StudentJ.P.,

Just on two questions 1.(iii) & 3.(c); my attempts are attached.

To me these look like laplace transformer of , but from your answers I’m thinking that you rearranged this function to be a laplace transform of some ? I can’t seem to see how to get this in terms of if that’s the way you worked it out?

Also is there some way of knowing what to look for in these questions, because some of these look like you could go down different routes . (Eg is there only one solution to each problem?)

April 27, 2015 at 7:41 am

J.P. McCarthyFirst of all yes the answers are unique.
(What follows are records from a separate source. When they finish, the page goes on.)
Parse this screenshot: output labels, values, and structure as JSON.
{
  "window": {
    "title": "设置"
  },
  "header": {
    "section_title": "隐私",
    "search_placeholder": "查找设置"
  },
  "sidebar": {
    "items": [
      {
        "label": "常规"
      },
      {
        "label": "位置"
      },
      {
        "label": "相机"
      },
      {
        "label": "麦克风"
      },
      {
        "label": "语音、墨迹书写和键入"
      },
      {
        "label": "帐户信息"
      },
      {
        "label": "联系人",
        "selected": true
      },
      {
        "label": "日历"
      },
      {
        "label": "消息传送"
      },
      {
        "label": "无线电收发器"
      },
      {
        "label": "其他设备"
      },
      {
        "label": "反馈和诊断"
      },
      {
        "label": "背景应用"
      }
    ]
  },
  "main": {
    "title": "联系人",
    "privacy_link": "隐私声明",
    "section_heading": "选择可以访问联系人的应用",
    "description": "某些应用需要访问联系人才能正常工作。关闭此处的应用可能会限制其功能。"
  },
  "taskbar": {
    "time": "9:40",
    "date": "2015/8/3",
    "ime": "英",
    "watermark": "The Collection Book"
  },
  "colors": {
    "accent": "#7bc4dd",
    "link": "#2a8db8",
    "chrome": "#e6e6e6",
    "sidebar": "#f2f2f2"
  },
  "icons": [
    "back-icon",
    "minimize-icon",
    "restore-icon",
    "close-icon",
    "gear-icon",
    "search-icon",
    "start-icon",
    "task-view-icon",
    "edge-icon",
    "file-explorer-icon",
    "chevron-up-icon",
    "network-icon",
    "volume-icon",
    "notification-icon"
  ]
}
Occasionally the answers might look slightly different but there is only one answer to each question.

Regarding this is NOT a cosine (when transformed back).

Note we have

,

and it HAS to be not .

The correct way to approach this is to realise that is NOT in the tables therefore we might want to write it as a sum of simpler objects that might be in the tables… this means you must do partial fractions…

Therefore factorise the bottom (note so is a difference of two squares) as . Now we have

,

using two Rule Is… because it is two Rule Is you may use the Cover-Up Method to find and .

ALTERNATIVE METHOD — acceptable but I am not teaching it

I mentioned an alternative using the tables that are at the back of the notes.

You will see that in these tables there is

.

This is what is called HYPERBOLIC cosine and is defined by

where is the imaginary unit that satisfies … now you might think that this different but actually we have

,

so you do get the same answer.

We can see this directly by noting

so

.

Regards,

J.P.